<span class="mw-page-title-main">Food Safety and Inspection Service</span> U.S. federal government agency

The Food Safety and Inspection Service (FSIS), an agency of the United States Department of Agriculture (USDA), is the public health regulatory agency responsible for ensuring that United States' commercial supply of meat, poultry, and egg products is safe, wholesome, and correctly labeled and packaged. The FSIS draws its authority from the Federal Meat Inspection Act of 1906, the Poultry Products Inspection Act of 1957 and the Egg Products Inspection Act of 1970. The FSIS also acts as a national health department and is responsible for the safety of public food-related establishments as well as business investigation.

<span class="mw-page-title-main">Drugs in the United States</span>

In the United States, the Federal Food, Drug, and Cosmetic Act defined the word "drug" as an "article intended for use in the diagnosis, cure, mitigation, treatment, or prevention of disease in man or other animals" and those "(other than food) intended to affect the structure or any function of the body of man or other animals." Consistent with that definition, the U.S. separately defines narcotic drugs and controlled substances, which may include non-drugs, and explicitly excludes tobacco, caffeine and alcoholic beverages.

Food defense is the protection of food products from intentional contamination or adulteration by biological, chemical, physical, or radiological agents introduced for the purpose of causing harm. It addresses additional concerns including physical, personnel and operational security.

<span class="mw-page-title-main">Anti-Heroin Act of 1924</span>

The Anti-Heroin Act of 1924 is a United States federal law prohibiting the importation and possession of opium for the chemical synthesis of an addictive narcotic known as diamorphine or heroin. The Act of Congress amended the Smoking Opium Exclusion Act of 1909 which authorized the importation of the poppy plant for medicinal purposes utilizing an opium pipe or vaporization to consume the euphoric opiate.

<span class="mw-page-title-main">Narcotics Manufacturing Act of 1960</span>
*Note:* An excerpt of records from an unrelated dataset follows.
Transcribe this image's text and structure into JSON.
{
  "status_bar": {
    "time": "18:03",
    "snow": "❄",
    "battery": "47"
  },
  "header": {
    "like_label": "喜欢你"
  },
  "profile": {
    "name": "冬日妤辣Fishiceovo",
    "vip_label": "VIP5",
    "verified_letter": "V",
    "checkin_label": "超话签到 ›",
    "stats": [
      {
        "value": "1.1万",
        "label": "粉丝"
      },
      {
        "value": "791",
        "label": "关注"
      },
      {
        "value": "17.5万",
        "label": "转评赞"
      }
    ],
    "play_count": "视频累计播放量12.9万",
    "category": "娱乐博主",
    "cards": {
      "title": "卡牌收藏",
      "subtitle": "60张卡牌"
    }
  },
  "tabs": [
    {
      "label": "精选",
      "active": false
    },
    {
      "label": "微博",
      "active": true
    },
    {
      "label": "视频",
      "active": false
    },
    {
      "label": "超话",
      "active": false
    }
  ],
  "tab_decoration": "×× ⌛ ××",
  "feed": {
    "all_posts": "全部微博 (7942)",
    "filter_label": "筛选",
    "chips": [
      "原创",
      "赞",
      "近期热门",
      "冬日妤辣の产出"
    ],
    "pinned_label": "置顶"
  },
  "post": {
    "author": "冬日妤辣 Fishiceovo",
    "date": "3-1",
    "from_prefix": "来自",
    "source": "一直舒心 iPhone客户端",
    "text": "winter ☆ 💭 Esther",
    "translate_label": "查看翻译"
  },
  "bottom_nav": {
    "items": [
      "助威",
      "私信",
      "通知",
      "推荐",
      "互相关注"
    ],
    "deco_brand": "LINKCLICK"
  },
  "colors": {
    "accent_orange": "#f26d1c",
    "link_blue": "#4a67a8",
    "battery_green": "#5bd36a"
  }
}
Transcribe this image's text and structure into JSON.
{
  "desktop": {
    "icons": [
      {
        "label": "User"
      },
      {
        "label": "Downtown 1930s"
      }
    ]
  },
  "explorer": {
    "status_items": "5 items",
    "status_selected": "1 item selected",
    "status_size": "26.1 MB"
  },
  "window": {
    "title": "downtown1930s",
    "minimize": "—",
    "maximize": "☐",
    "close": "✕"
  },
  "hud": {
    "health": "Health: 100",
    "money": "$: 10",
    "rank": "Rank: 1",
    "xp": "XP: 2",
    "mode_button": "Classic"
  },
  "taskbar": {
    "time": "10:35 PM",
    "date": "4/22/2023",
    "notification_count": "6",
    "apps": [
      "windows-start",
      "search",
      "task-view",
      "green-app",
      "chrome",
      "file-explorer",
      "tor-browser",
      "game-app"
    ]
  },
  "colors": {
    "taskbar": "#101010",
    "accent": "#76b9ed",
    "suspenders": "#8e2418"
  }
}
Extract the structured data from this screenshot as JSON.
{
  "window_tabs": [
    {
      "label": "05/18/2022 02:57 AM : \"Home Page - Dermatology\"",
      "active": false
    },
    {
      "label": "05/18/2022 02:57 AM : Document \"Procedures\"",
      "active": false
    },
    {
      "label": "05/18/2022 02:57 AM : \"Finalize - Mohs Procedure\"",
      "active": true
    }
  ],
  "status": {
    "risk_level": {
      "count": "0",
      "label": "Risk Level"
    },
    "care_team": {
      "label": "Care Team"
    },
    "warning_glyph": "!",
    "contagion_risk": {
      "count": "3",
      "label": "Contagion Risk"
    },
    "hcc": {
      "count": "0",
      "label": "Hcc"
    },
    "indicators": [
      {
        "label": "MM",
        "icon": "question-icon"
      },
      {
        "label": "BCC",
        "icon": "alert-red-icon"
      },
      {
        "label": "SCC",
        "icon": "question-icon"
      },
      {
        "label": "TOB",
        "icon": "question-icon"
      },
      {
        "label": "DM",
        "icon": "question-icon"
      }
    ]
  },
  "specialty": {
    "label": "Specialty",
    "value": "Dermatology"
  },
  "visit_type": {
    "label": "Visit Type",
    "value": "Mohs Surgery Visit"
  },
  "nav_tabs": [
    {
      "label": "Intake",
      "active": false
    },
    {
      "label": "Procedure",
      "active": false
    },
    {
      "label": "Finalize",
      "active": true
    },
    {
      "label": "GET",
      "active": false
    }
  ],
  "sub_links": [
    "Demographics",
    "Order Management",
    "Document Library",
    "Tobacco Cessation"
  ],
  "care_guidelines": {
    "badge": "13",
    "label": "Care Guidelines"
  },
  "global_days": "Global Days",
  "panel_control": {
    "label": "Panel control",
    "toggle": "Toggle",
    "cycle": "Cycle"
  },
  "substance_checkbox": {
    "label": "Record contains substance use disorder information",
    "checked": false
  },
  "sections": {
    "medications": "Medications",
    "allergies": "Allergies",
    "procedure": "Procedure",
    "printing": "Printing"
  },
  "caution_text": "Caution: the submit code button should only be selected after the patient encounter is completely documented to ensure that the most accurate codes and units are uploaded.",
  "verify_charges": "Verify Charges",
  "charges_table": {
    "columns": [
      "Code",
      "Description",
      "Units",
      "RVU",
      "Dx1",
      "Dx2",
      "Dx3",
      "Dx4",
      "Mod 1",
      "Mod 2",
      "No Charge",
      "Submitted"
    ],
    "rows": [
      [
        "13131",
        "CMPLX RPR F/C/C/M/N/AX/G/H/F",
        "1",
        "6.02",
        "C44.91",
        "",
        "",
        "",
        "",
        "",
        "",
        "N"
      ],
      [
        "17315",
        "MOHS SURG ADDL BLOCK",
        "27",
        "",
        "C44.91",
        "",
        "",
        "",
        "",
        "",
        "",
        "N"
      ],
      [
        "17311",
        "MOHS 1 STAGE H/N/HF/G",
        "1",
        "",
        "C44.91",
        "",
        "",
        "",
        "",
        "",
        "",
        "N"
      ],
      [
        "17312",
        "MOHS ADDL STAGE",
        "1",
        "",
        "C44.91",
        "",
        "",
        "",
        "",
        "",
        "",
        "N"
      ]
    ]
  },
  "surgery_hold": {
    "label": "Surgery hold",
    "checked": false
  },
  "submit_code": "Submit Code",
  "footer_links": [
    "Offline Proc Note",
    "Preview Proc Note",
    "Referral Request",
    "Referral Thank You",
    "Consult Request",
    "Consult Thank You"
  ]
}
Narcotics Manufacturing Act of 1960 is a federal declaration affirming the United States commitment to international convention protocols constricting the non-medical and non-scientific manufacturing of narcotic drugs. The Act of Congress recognizes the Convention for Limiting the Manufacture and Regulating the Distribution of Narcotic Drugs and 1948 Protocol establishing deterrents for the chemical synthesis and dispensation of illicit drugs. The public law exemplifies a scientific class of narcotic drugs produced from the natural product of the coca leaf and opium poppy.

<span class="mw-page-title-main">Food safety in the United States</span>

Food safety in the United States relates to the processing, packaging, and storage of food in a way that prevents food-borne illness within the United States. The beginning of regulation on food safety in the United States started in the early 1900s, when several outbreaks sparked the need for litigation managing food in the food industry. Over the next few decades, the United States created several government agencies in an effort to better understand contaminants in food and to regulate these impurities. Many laws regarding food safety in the United States have been created and amended since the beginning of the 1900s.


  1. "United States Code". Office of the Law Revision Counsel . Retrieved January 14, 2016.